* _Work to be completed_
The records below need to come back exactly as they are, pictures omitted.

[Opening Dataset excerpts section]

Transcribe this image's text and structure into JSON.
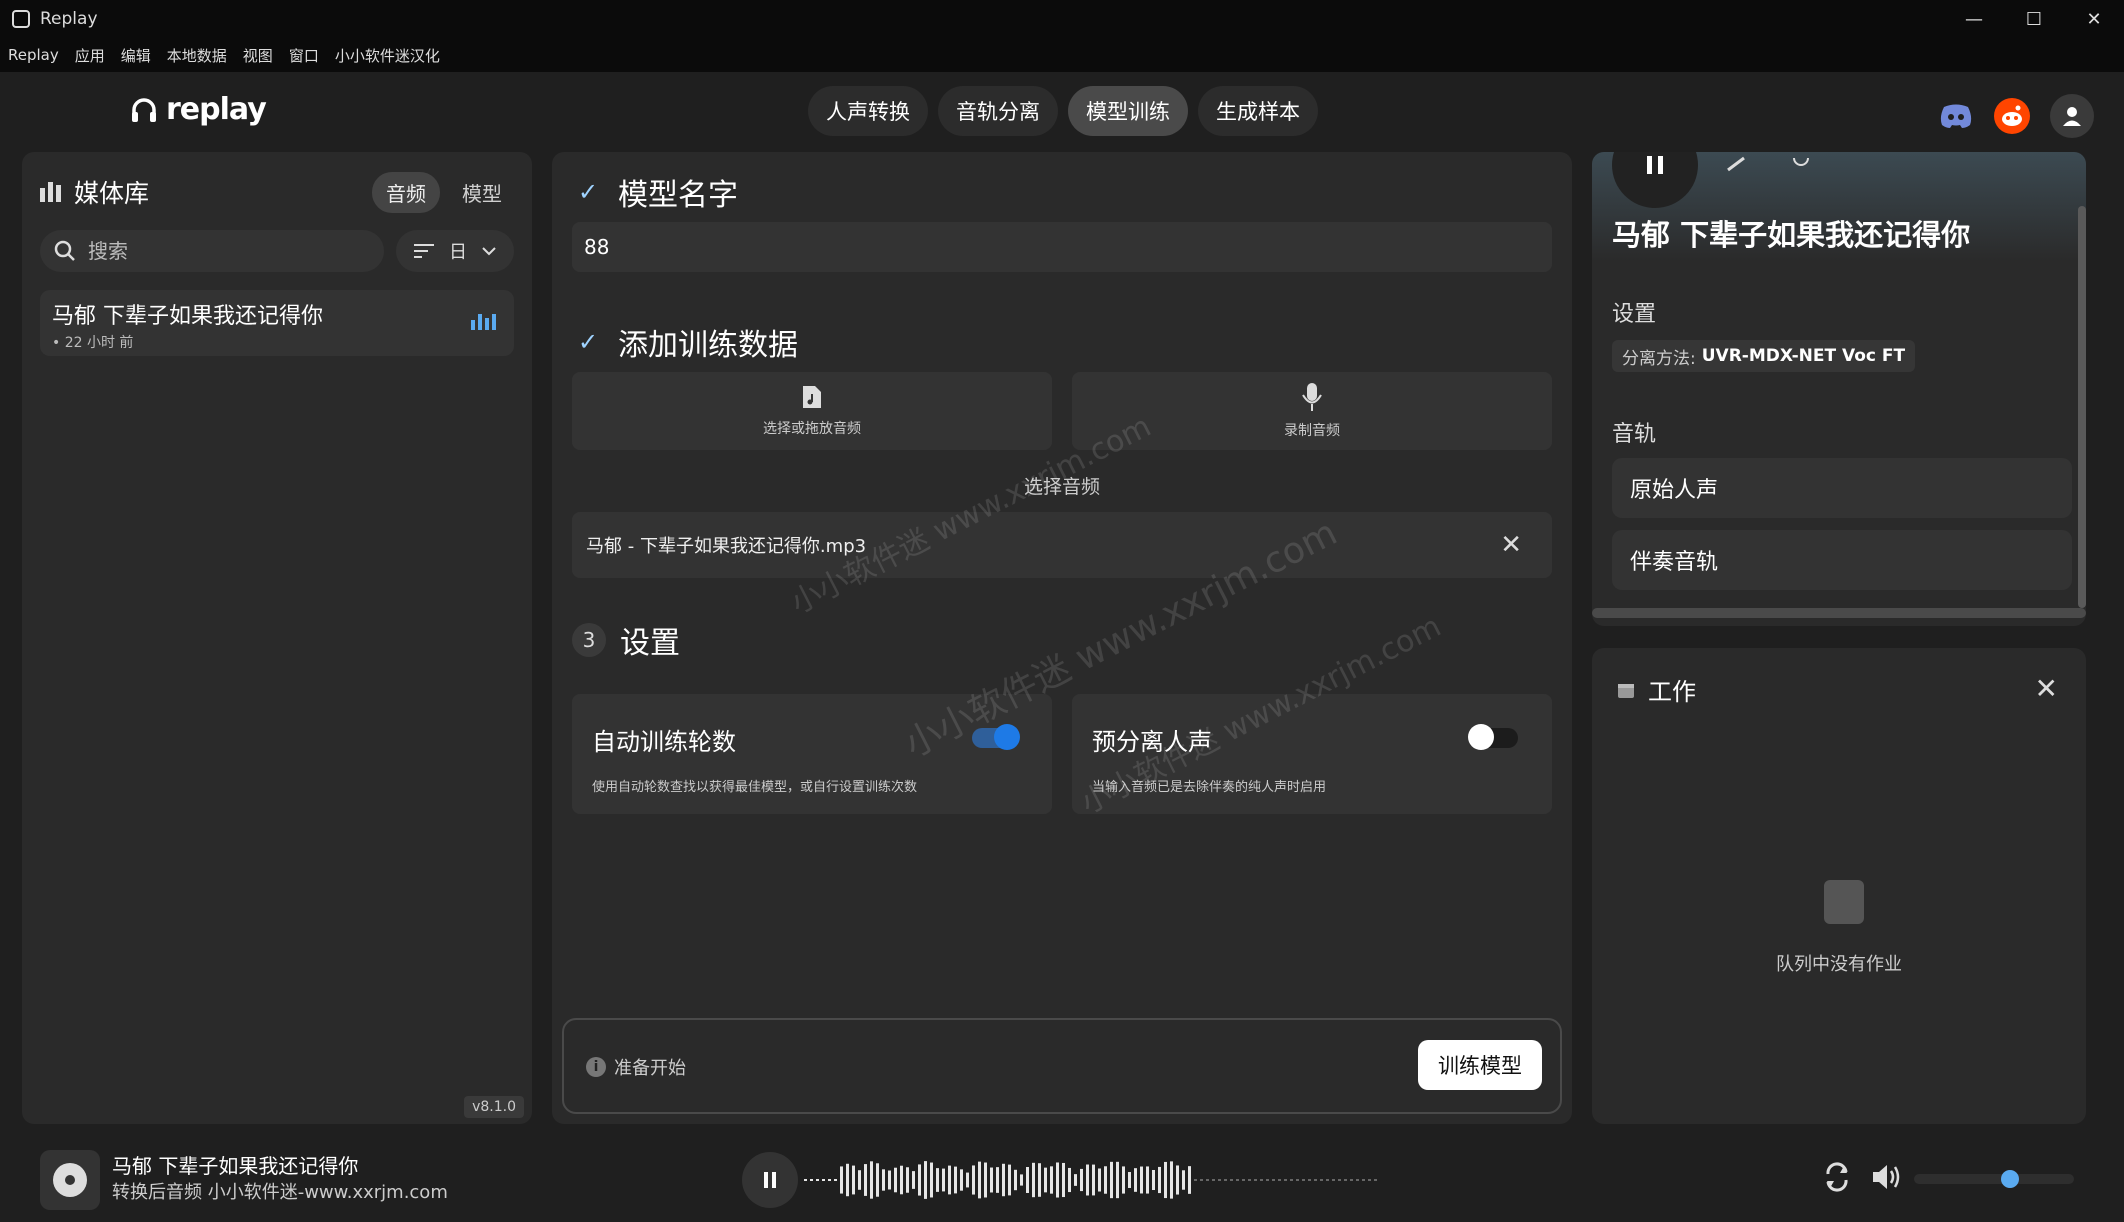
{
  "window": {
    "title": "Replay",
    "controls": [
      "—",
      "☐",
      "✕"
    ]
  },
  "menu": [
    "Replay",
    "应用",
    "编辑",
    "本地数据",
    "视图",
    "窗口",
    "小小软件迷汉化"
  ],
  "logo": {
    "text": "replay"
  },
  "nav": {
    "tabs": [
      {
        "label": "人声转换",
        "active": false
      },
      {
        "label": "音轨分离",
        "active": false
      },
      {
        "label": "模型训练",
        "active": true
      },
      {
        "label": "生成样本",
        "active": false
      }
    ]
  },
  "library": {
    "title": "媒体库",
    "tabs": [
      "音频",
      "模型"
    ],
    "search_placeholder": "搜索",
    "sort_label": "日",
    "items": [
      {
        "title": "马郁 下辈子如果我还记得你",
        "subtitle": "• 22 小时 前"
      }
    ],
    "version": "v8.1.0"
  },
  "training": {
    "name_section": "模型名字",
    "name_value": "88",
    "data_section": "添加训练数据",
    "drop_label": "选择或拖放音频",
    "record_label": "录制音频",
    "file_caption": "选择音频",
    "file_name": "马郁 - 下辈子如果我还记得你.mp3",
    "settings_number": "3",
    "settings_section": "设置",
    "option1": {
      "title": "自动训练轮数",
      "desc": "使用自动轮数查找以获得最佳模型，或自行设置训练次数",
      "enabled": true
    },
    "option2": {
      "title": "预分离人声",
      "desc": "当输入音频已是去除伴奏的纯人声时启用",
      "enabled": false
    },
    "status": "准备开始",
    "train_button": "训练模型"
  },
  "detail": {
    "song_title": "马郁 下辈子如果我还记得你",
    "settings_label": "设置",
    "method_label": "分离方法:",
    "method_value": "UVR-MDX-NET Voc FT",
    "tracks_label": "音轨",
    "tracks": [
      "原始人声",
      "伴奏音轨"
    ]
  },
  "jobs": {
    "title": "工作",
    "empty": "队列中没有作业"
  },
  "player": {
    "title": "马郁 下辈子如果我还记得你",
    "subtitle": "转换后音频 小小软件迷-www.xxrjm.com",
    "volume": 0.6
  },
  "watermarks": [
    "小小软件迷 www.xxrjm.com",
    "小小软件迷 www.xxrjm.com",
    "小小软件迷 www.xxrjm.com"
  ],
  "colors": {
    "accent": "#5aaaf0",
    "panel": "#2a2a2a",
    "background": "#1f1f1f",
    "check": "#9fd3ff"
  }
}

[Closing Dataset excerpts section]

* _Answer to the exercise_
Transcribe this image's text and structure into JSON.
{
  "window": {
    "title": "Replay",
    "controls": [
      "—",
      "☐",
      "✕"
    ]
  },
  "menu": [
    "Replay",
    "应用",
    "编辑",
    "本地数据",
    "视图",
    "窗口",
    "小小软件迷汉化"
  ],
  "logo": {
    "text": "replay"
  },
  "nav": {
    "tabs": [
      {
        "label": "人声转换",
        "active": false
      },
      {
        "label": "音轨分离",
        "active": false
      },
      {
        "label": "模型训练",
        "active": true
      },
      {
        "label": "生成样本",
        "active": false
      }
    ]
  },
  "library": {
    "title": "媒体库",
    "tabs": [
      "音频",
      "模型"
    ],
    "search_placeholder": "搜索",
    "sort_label": "日",
    "items": [
      {
        "title": "马郁 下辈子如果我还记得你",
        "subtitle": "• 22 小时 前"
      }
    ],
    "version": "v8.1.0"
  },
  "training": {
    "name_section": "模型名字",
    "name_value": "88",
    "data_section": "添加训练数据",
    "drop_label": "选择或拖放音频",
    "record_label": "录制音频",
    "file_caption": "选择音频",
    "file_name": "马郁 - 下辈子如果我还记得你.mp3",
    "settings_number": "3",
    "settings_section": "设置",
    "option1": {
      "title": "自动训练轮数",
      "desc": "使用自动轮数查找以获得最佳模型，或自行设置训练次数",
      "enabled": true
    },
    "option2": {
      "title": "预分离人声",
      "desc": "当输入音频已是去除伴奏的纯人声时启用",
      "enabled": false
    },
    "status": "准备开始",
    "train_button": "训练模型"
  },
  "detail": {
    "song_title": "马郁 下辈子如果我还记得你",
    "settings_label": "设置",
    "method_label": "分离方法:",
    "method_value": "UVR-MDX-NET Voc FT",
    "tracks_label": "音轨",
    "tracks": [
      "原始人声",
      "伴奏音轨"
    ]
  },
  "jobs": {
    "title": "工作",
    "empty": "队列中没有作业"
  },
  "player": {
    "title": "马郁 下辈子如果我还记得你",
    "subtitle": "转换后音频 小小软件迷-www.xxrjm.com",
    "volume": 0.6
  },
  "watermarks": [
    "小小软件迷 www.xxrjm.com",
    "小小软件迷 www.xxrjm.com",
    "小小软件迷 www.xxrjm.com"
  ],
  "colors": {
    "accent": "#5aaaf0",
    "panel": "#2a2a2a",
    "background": "#1f1f1f",
    "check": "#9fd3ff"
  }
}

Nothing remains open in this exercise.